I left the office at 5.30 pm in a rosy glow. I'd worked hard all day but could not miss the sense of anticipation and preparation in the air. Plans were being made for visits home and staff coverage over Christmas and the Big Christmas Party is almost here. Yes, it had been such a good day.
The roads were clearer than they'd been for days and I even ventured to the post office to pick up mail on the way home, finding our mailbox packed tightly with cards. I don't think one more thing could have been squeezed in there. "It was a good thing I managed to get there tonight," I thought.
I pulled up to the house and approached the front door with my laptop bag hanging from one shoulder, and a briefcase, lunch bag, shopping bag and mail in my hands. I had to press the doorbell for Paul to let me in as I had no hands left to fiddle with the door.
The first words he said as I came through the door were, "Frances called. She wanted to know if you could cook a turkey for Sunday."
I can't remember what I said, but it was probably, "What?!" or "No!" I've been doing very well, surrounded by the carefully managed (or unmanaged, depending on your viewpoint) chaos of my household at the moment, but with a cell group party tomorrow night and The Big Party on Friday night and apple pies to bake on Saturday for the pot luck dinner at church on Sunday, a TURKEY had no place in my life.
I didn't even take off my coat before I called Frances. "Hello dear," came her cheery voice over the phone, followed by the good news, "Don't worry, I think I've found people to cook all the turkeys." And while I peeled off my coat and sank onto the couch, we both laughed at turkey saga.
Our church is notoriously disorganized when it comes to just about anything. If you like even a hint of organization you couldn't stand it, so the fact that only four days from our Christmas pot luck lunch, Frances would find herself in charge of finding people to cook turkeys, is normal for us. I had been lulled into a sense of security by the fact that it seemed so organized this year. For several weeks our bulletin has announced, "Christmas Potluck Dinner--December 19, immediately following the service. If your last name begins with A-G, please plan to bring a dessert. If your last name begins with H-Smith, pleas bring a side (veggies, rolls, stuffing, etc.) If your last name begins with Stewart-Z, please provide a potato dish to share." Silly me, I didn't even notice the dearth of turkeys. In fact I would have been quite happy with dessert and a few "sides."
But there were to be turkeys and Frances found herself "it," the "turkey cooker finder," or, as she blurted out when she called one home, "I'm looking for curkey tookers." When she got the call asking her to do this job, ten year old Eden said nervously, "Oh, yes Mommy, I forot to tell you the pastor called two days ago."
Frances herself was having a big family turkey dinner of her own on Saturday after working on Friday evening and was handling the role of searching for cookers, or "happy cookers" as she put it, quite well under the circumstances, even though she had no idea what size of turkeys or how they were to be cooked because those instructions didn't come along with the job. We laughed that she could have had a similar response to Mary's when Gabriel made his announcement of her assignment to become the mother of Jesus, "How shall this thing be?"

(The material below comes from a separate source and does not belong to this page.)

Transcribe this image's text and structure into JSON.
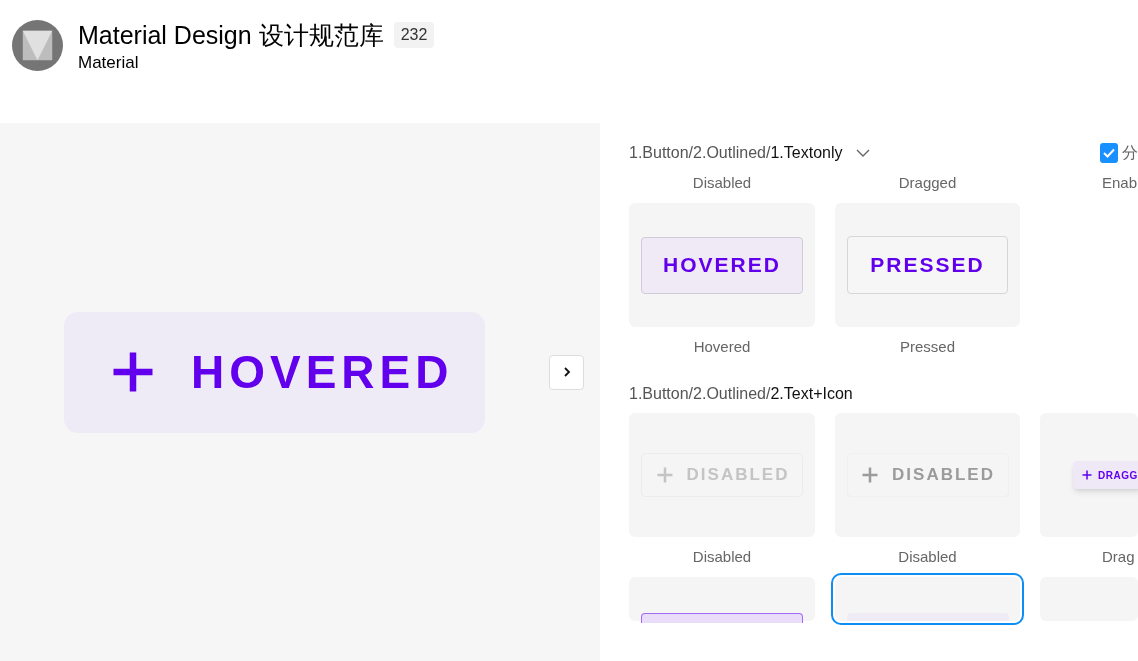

Later in the evening, I was loading the dishwasher when Brenda staggered into the kitchen in her pjs, hair up in a barette, looking exhausted, french manicured nails delicately holding a recipe for "snowball cookies."
"This is very stressful," she said. She meant the baking. She took the nut chopper she had come to borrow and left for the nether regions and the torture of baking.
A few minutes later I was watching "Cold Case Detectives," when she came back with the recipe. There seemed to be a crucial ingredient missing. Indeed there was no mention of sugar. We found the correct recipe in my Better Homes and Gardens New Cook Book. "It's nice knowing you're up here," she said, and left to resume the baking.
An hour later she came upstairs followed by an admiring Tori, holding a round, icing sugar coated cookie for me to try. It was delicious.
You may have heard of "the tipping point," which is, according to The Free Dictionary, the "level at which momentum for change becomes unstoppable" or "the moment of critical mass, the threshold, the boiling point."
Well, I think that today, December 15th, may be the tipping over point for all of us getting ready for Christmas. :)
Proverbs 17:22 (New International Version, ©2010)
22 A cheerful heart is good medicine,...